### Exercise
The answer must be every line below that contains the string "Elektrikal".
====== The records ======
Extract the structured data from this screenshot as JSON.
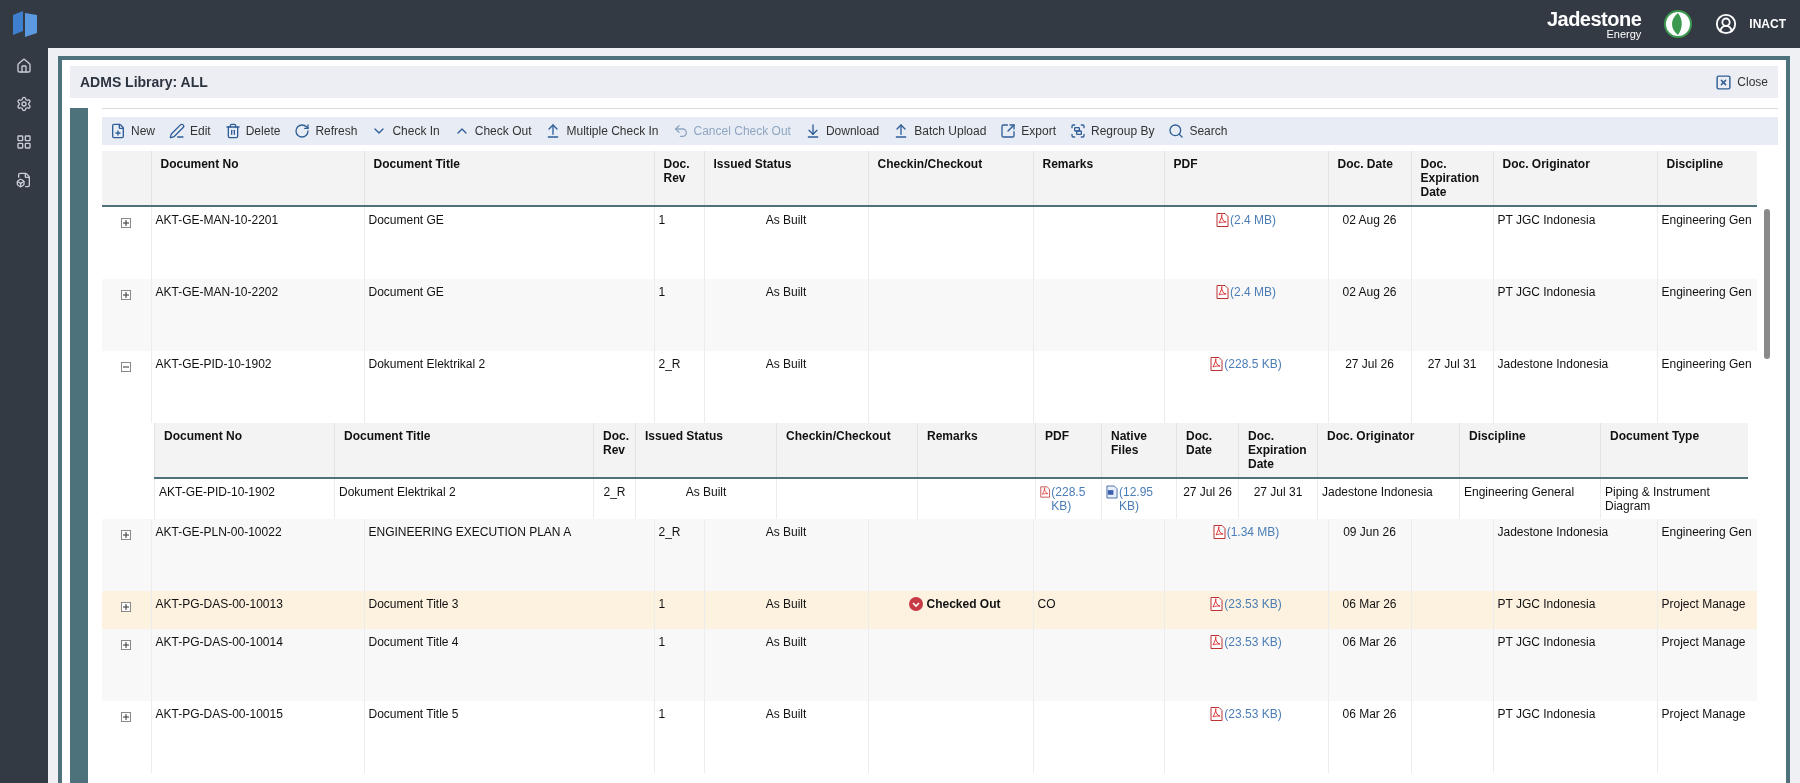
{
  "header": {
    "brand": "Jadestone",
    "brand_sub": "Energy",
    "user": "INACT"
  },
  "panel": {
    "title": "ADMS Library: ALL",
    "close": "Close"
  },
  "toolbar": [
    {
      "label": "New",
      "disabled": false
    },
    {
      "label": "Edit",
      "disabled": false
    },
    {
      "label": "Delete",
      "disabled": false
    },
    {
      "label": "Refresh",
      "disabled": false
    },
    {
      "label": "Check In",
      "disabled": false
    },
    {
      "label": "Check Out",
      "disabled": false
    },
    {
      "label": "Multiple Check In",
      "disabled": false
    },
    {
      "label": "Cancel Check Out",
      "disabled": true
    },
    {
      "label": "Download",
      "disabled": false
    },
    {
      "label": "Batch Upload",
      "disabled": false
    },
    {
      "label": "Export",
      "disabled": false
    },
    {
      "label": "Regroup By",
      "disabled": false
    },
    {
      "label": "Search",
      "disabled": false
    }
  ],
  "table": {
    "columns": [
      "Document No",
      "Document Title",
      "Doc. Rev",
      "Issued Status",
      "Checkin/Checkout",
      "Remarks",
      "PDF",
      "Doc. Date",
      "Doc. Expiration Date",
      "Doc. Originator",
      "Discipline"
    ],
    "rows": [
      {
        "expanded": false,
        "checked_out": false,
        "doc_no": "AKT-GE-MAN-10-2201",
        "title": "Document GE",
        "rev": "1",
        "status": "As Built",
        "pdf": "(2.4 MB)",
        "date": "02 Aug 26",
        "originator": "PT JGC Indonesia",
        "discipline": "Engineering Gen"
      },
      {
        "expanded": false,
        "checked_out": false,
        "doc_no": "AKT-GE-MAN-10-2202",
        "title": "Document GE",
        "rev": "1",
        "status": "As Built",
        "pdf": "(2.4 MB)",
        "date": "02 Aug 26",
        "originator": "PT JGC Indonesia",
        "discipline": "Engineering Gen"
      },
      {
        "expanded": true,
        "checked_out": false,
        "doc_no": "AKT-GE-PID-10-1902",
        "title": "Dokument Elektrikal 2",
        "rev": "2_R",
        "status": "As Built",
        "pdf": "(228.5 KB)",
        "date": "27 Jul 26",
        "expiration": "27 Jul 31",
        "originator": "Jadestone Indonesia",
        "discipline": "Engineering Gen",
        "detail": {
          "columns": [
            "Document No",
            "Document Title",
            "Doc. Rev",
            "Issued Status",
            "Checkin/Checkout",
            "Remarks",
            "PDF",
            "Native Files",
            "Doc. Date",
            "Doc. Expiration Date",
            "Doc. Originator",
            "Discipline",
            "Document Type"
          ],
          "rows": [
            {
              "doc_no": "AKT-GE-PID-10-1902",
              "title": "Dokument Elektrikal 2",
              "rev": "2_R",
              "status": "As Built",
              "pdf": "(228.5 KB)",
              "native": "(12.95 KB)",
              "date": "27 Jul 26",
              "expiration": "27 Jul 31",
              "originator": "Jadestone Indonesia",
              "discipline": "Engineering General",
              "doc_type": "Piping & Instrument Diagram"
            }
          ]
        }
      },
      {
        "expanded": false,
        "checked_out": false,
        "doc_no": "AKT-GE-PLN-00-10022",
        "title": "ENGINEERING EXECUTION PLAN A",
        "rev": "2_R",
        "status": "As Built",
        "pdf": "(1.34 MB)",
        "date": "09 Jun 26",
        "originator": "Jadestone Indonesia",
        "discipline": "Engineering Gen"
      },
      {
        "expanded": false,
        "checked_out": true,
        "doc_no": "AKT-PG-DAS-00-10013",
        "title": "Document Title 3",
        "rev": "1",
        "status": "As Built",
        "checkin": "Checked Out",
        "remarks": "CO",
        "pdf": "(23.53 KB)",
        "date": "06 Mar 26",
        "originator": "PT JGC Indonesia",
        "discipline": "Project Manage"
      },
      {
        "expanded": false,
        "checked_out": false,
        "doc_no": "AKT-PG-DAS-00-10014",
        "title": "Document Title 4",
        "rev": "1",
        "status": "As Built",
        "pdf": "(23.53 KB)",
        "date": "06 Mar 26",
        "originator": "PT JGC Indonesia",
        "discipline": "Project Manage"
      },
      {
        "expanded": false,
        "checked_out": false,
        "doc_no": "AKT-PG-DAS-00-10015",
        "title": "Document Title 5",
        "rev": "1",
        "status": "As Built",
        "pdf": "(23.53 KB)",
        "date": "06 Mar 26",
        "originator": "PT JGC Indonesia",
        "discipline": "Project Manage"
      }
    ]
  }
}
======
### Solved problem
        "title": "Dokument Elektrikal 2",
              "title": "Dokument Elektrikal 2",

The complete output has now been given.